:: WORK TO BE COMPLETED ::
Look over the entries and say how many lines include the word "name". Only the number, please.

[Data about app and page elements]
· · · ·

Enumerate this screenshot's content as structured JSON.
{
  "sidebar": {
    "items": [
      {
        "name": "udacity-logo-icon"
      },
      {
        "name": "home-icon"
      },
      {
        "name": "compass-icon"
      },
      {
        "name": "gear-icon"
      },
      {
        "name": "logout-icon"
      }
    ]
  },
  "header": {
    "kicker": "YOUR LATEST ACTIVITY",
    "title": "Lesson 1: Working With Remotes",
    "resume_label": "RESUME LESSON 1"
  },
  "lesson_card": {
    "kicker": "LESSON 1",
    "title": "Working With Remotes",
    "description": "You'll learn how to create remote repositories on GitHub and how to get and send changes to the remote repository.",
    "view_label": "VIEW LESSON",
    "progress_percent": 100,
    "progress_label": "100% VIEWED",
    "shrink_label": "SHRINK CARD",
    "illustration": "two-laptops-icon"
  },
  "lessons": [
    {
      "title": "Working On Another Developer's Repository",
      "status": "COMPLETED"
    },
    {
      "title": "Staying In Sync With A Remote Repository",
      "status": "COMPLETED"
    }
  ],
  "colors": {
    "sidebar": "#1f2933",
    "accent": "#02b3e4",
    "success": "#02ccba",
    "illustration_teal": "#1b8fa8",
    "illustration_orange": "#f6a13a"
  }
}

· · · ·

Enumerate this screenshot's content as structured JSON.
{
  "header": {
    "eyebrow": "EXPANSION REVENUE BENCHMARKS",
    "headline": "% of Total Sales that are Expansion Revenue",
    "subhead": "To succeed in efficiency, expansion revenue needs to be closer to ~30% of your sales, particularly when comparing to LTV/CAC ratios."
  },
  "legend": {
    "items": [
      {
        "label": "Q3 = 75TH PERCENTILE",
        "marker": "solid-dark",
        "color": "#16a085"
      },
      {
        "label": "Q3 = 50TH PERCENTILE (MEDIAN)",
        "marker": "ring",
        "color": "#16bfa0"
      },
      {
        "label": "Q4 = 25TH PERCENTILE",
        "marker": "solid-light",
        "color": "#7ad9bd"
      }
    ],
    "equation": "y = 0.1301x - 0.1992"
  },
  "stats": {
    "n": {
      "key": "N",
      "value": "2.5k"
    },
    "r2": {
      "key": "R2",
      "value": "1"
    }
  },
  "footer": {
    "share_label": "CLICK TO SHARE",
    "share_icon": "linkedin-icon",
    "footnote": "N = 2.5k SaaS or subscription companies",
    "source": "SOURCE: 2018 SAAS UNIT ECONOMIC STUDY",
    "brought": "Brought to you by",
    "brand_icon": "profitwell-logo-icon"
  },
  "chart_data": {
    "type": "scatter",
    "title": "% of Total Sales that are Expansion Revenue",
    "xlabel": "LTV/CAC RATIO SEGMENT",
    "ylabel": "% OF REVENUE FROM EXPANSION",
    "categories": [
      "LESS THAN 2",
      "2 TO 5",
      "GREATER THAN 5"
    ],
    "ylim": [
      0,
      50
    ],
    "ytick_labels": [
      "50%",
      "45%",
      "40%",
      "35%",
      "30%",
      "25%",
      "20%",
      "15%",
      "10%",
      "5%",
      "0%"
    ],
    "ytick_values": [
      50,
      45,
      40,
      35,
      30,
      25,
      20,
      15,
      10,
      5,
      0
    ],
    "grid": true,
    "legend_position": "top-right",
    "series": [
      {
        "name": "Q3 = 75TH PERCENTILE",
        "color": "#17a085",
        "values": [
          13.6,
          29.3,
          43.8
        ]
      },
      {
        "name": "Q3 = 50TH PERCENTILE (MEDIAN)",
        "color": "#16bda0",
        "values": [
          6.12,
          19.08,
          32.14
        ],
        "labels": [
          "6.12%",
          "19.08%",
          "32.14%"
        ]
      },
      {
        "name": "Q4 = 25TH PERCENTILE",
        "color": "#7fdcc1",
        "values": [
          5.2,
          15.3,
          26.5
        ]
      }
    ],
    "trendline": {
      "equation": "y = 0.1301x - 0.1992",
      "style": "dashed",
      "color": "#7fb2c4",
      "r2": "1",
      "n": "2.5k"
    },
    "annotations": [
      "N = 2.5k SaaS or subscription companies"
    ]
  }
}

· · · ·

:: RESPONSE FOR THIS EXERCISE ::
8